South Africa is significantly different to Kenya, although not as much so as different to the United States. The population in Kenya is also younger and like South Africa it’s presumed that a large percentage of all the populations of sub-Saharan Africa have already been infected with Covid-19 and either died or recovered.

But it’s unclear yet if Omicron has manifest itself significantly in equatorial Africa. While that may seem odd given how much closer Kenya is to South Africa than the United States, the truth is that there is more travel between South Africa and the U.S. and Europe than with Kenya. That could debunk any mystery.

As I’ve said multiple times, the risk to a fully vaccinated traveler through distant countries with surging infections is not that they might become seriously ill. Rather, it’s three other obstacles:

(1) Becoming mildly ill. Not fun on any trip. Besides, if you contract Omicron no matter how mild your infection you’re supposed to quarantine.

(2) The potential exclusion to the traveler of all emergency health responses in that distant land, and when traveling to it. The traveling population from the United States to distant lands has becoming older and older in the last few decades. This population is more at risk for the need for doctor’s attentions and even short hospitalizations while traveling. During an infection surge these services might not be available.

(3) Airport closures. Quarantine requirements. Massively increased transit times as additional infection screenings occur.

Europe recently had knee-jerk reactions to the increased positivity rates in their countries. Britain until just last week closed is borders slam tight against most travelers from sub-Saharan Africa. Last week the Netherlands announced rigid measures that while not yet effecting transiting passengers could very well do so very soon.

In sub-Saharan Africa Rwanda announced last week that foreigners visiting the country had to quarantine for 72 hours. This was reduced the next day to 24 hours for tourists, but it reveals a lack of policy consistency that may presage worst measures yet to come.

From a wider perspective, countries like Morocco have shut their borders completely.

Traveling while Omicron is surging in the path or at the destination of your trip is simply not wise.

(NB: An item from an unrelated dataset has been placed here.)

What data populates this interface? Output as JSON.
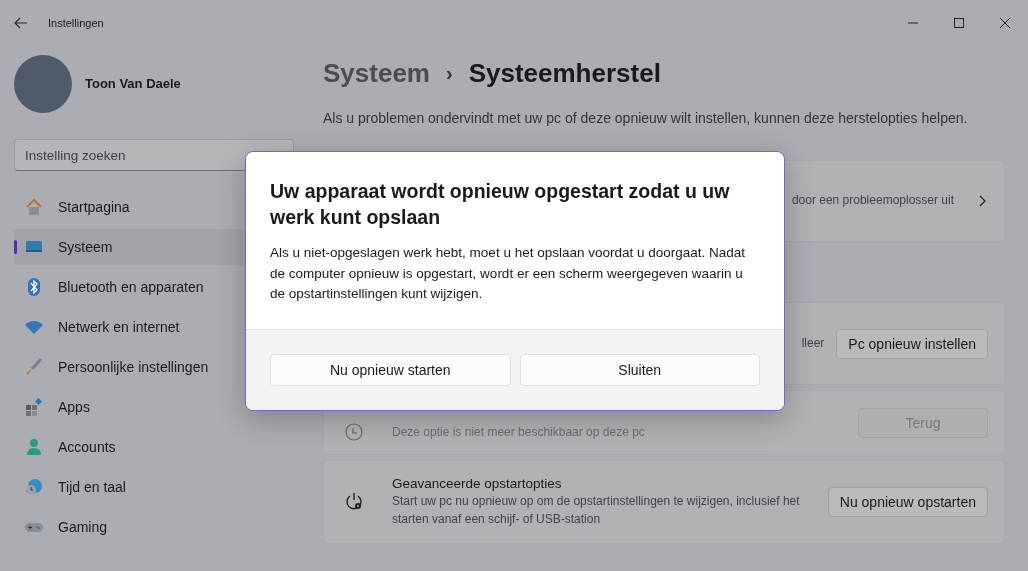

This, too, shall pass. Of course I was fabulously happy having returned from Tanzania in November. I went there before Omicron was known. I returned when Omicron started taking over the world. Is there any lesson to be learned from that?

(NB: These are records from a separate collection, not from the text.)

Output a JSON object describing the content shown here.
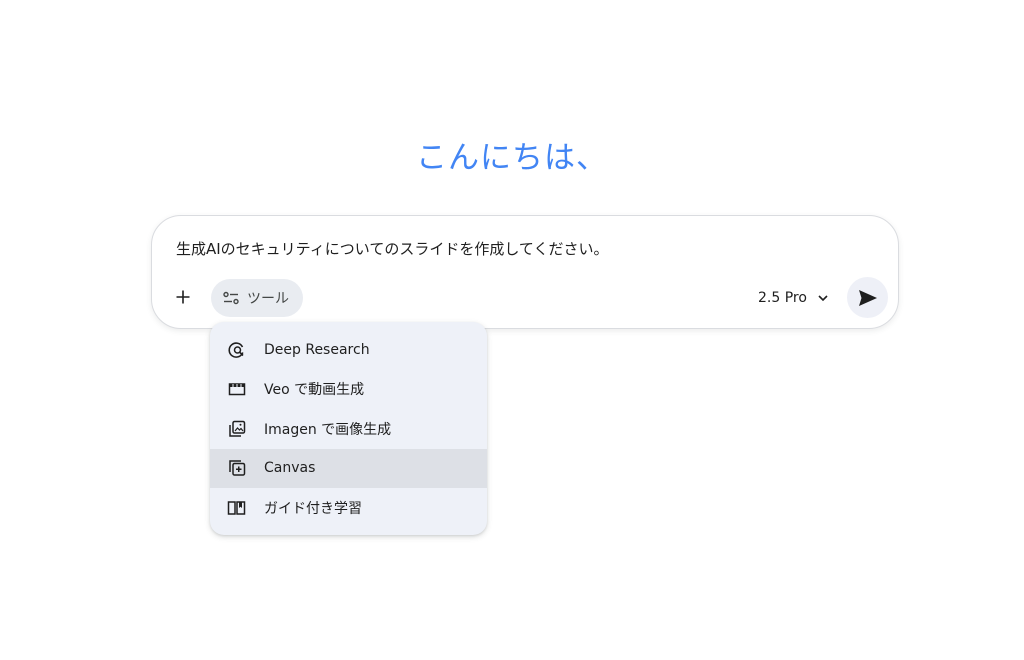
{
  "greeting": "こんにちは、",
  "composer": {
    "prompt_text": "生成AIのセキュリティについてのスライドを作成してください。",
    "add_label": "+",
    "tools_label": "ツール",
    "model_label": "2.5 Pro"
  },
  "tools_menu": {
    "items": [
      {
        "label": "Deep Research",
        "icon": "deep-research-icon"
      },
      {
        "label": "Veo で動画生成",
        "icon": "video-icon"
      },
      {
        "label": "Imagen で画像生成",
        "icon": "image-icon"
      },
      {
        "label": "Canvas",
        "icon": "canvas-icon"
      },
      {
        "label": "ガイド付き学習",
        "icon": "book-icon"
      }
    ],
    "highlighted_item": "Canvas"
  },
  "colors": {
    "greeting": "#4285f4",
    "menu_background": "#eef1f8",
    "menu_highlight": "#dde0e6",
    "tools_chip": "#e9ecf1",
    "send_button": "#eef0f7"
  }
}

Yes, in fact, there is. Go when you can. Don’t when you shouldn’t.